Note: Although you can add this attribute to the App Manifest of the SharePoint-Hosted apps, it will be ignored as the App Only policy is not supported in SharePoint hosted apps.

Enough chit chat, lets see how we can actually utilize the App Only policy to elevate user permissions. I have written the following code in the code behind of the Default.aspx of an Auto-Hosted App:

As you can see, the ClientContext which is opened with the appOnlyAccessToken will run with the identity of the SHAREPOINT\App account. This is a very good practice to remember even when using RunWithElevatedPreviledges in the Server Object Model. You can switch on/switch off database calls with app only token. This means that if you need to make only one operation with the elevated token, then you can do that and get back to using the current user's token in one action.

Saturday 12 January 2013

Authenticating .NET CSOM in SharePoint Online

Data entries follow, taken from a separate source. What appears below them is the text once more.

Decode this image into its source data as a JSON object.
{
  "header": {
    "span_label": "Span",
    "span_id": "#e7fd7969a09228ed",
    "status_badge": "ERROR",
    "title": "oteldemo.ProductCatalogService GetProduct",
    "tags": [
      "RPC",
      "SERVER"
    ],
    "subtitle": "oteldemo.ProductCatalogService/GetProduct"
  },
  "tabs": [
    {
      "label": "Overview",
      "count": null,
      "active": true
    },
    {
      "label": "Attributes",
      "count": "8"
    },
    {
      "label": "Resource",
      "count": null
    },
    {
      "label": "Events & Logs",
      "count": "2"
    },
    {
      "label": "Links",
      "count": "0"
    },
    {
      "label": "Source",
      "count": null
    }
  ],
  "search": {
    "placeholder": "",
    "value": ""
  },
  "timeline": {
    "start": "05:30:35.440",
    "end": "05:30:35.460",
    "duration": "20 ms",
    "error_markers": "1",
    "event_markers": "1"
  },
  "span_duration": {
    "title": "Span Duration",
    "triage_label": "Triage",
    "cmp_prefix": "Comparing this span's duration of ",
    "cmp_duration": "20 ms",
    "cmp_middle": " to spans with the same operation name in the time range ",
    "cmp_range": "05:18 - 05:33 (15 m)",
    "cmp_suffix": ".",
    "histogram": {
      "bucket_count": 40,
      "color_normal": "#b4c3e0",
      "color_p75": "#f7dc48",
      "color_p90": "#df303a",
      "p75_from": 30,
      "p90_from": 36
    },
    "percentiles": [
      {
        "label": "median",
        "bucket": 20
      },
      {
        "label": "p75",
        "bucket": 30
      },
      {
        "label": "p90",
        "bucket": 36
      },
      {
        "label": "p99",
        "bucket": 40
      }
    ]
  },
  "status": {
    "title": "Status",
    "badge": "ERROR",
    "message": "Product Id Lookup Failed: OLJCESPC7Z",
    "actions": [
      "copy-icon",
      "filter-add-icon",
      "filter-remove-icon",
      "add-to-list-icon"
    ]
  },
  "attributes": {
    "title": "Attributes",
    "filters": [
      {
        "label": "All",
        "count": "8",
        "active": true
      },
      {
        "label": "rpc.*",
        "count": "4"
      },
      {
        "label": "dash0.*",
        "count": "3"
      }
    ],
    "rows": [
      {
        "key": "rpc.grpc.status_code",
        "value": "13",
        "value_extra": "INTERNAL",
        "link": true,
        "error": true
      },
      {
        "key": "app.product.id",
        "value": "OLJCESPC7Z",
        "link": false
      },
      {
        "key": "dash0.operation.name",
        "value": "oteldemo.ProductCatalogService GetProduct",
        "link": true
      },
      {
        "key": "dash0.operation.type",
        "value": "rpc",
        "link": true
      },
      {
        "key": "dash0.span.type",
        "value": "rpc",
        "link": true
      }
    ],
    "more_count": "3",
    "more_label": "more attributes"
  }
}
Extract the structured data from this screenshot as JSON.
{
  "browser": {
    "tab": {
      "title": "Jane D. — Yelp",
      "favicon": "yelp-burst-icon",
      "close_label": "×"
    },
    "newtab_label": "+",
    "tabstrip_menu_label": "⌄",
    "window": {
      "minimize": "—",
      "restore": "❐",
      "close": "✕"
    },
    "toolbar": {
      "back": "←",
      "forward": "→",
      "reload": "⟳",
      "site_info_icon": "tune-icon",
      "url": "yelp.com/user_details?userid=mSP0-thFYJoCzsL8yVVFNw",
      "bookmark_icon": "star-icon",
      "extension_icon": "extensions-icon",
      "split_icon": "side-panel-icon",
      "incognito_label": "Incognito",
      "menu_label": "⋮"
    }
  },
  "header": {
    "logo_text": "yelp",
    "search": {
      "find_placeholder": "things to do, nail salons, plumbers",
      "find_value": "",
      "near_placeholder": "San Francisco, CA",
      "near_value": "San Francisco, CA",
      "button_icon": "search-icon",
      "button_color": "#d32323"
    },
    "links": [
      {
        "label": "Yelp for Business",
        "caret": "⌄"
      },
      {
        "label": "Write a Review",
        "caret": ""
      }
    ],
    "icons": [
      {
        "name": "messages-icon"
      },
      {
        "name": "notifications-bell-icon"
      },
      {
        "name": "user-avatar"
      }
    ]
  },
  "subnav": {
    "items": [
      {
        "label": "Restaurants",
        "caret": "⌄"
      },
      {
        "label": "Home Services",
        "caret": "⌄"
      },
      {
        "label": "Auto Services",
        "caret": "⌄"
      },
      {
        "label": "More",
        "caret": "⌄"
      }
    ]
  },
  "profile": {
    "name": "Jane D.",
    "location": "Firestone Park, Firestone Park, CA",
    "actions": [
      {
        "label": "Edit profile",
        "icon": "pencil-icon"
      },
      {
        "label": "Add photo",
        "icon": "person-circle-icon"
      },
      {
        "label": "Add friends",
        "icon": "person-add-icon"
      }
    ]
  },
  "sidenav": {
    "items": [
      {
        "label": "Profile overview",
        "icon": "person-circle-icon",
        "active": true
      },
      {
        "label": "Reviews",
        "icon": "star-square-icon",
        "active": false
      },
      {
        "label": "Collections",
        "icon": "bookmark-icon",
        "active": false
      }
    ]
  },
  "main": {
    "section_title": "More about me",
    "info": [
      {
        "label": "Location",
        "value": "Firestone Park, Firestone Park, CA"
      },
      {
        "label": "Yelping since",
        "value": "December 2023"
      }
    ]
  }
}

The process of authenticating the .NET Client Object Model in SharePoint Online has been greatly simplified in the 2013 version. Earlier (2010), you had to go through a lot of steps for doing the exact same thing. You  had to open a web browser instance, force the user to enter the credentials in the browser and then grab that  cookie from Internet Explorer and pass it to the .NET CSOM. If you are interested, the code of the old authentication method can be found here:

Fortunately in the 2013 version, the process is a lot simplified by the introduction of the SharePointOnlineCredentials class. This class is part of the Microsoft.SharePoint.Client.dll itself so you don't have to include an extra assembly in your application. All you have to do is pass an instance of the SharePointOnlineCredentials class to the ClientContext.Credentials property. The SharePointOnlineCredentials takes in two parameters which are your Login Email for your Office 365 SharePoint site and your password in the SecureString format.

You can grab all the required SharePoint 2013 client assemblies from here:

For this particular demo, you will need to reference the Microsoft.SharePoint.Client.dll and the Microsoft.SharePoint.Client.Runtime.dll assemblies in your project.

 The code is as follows: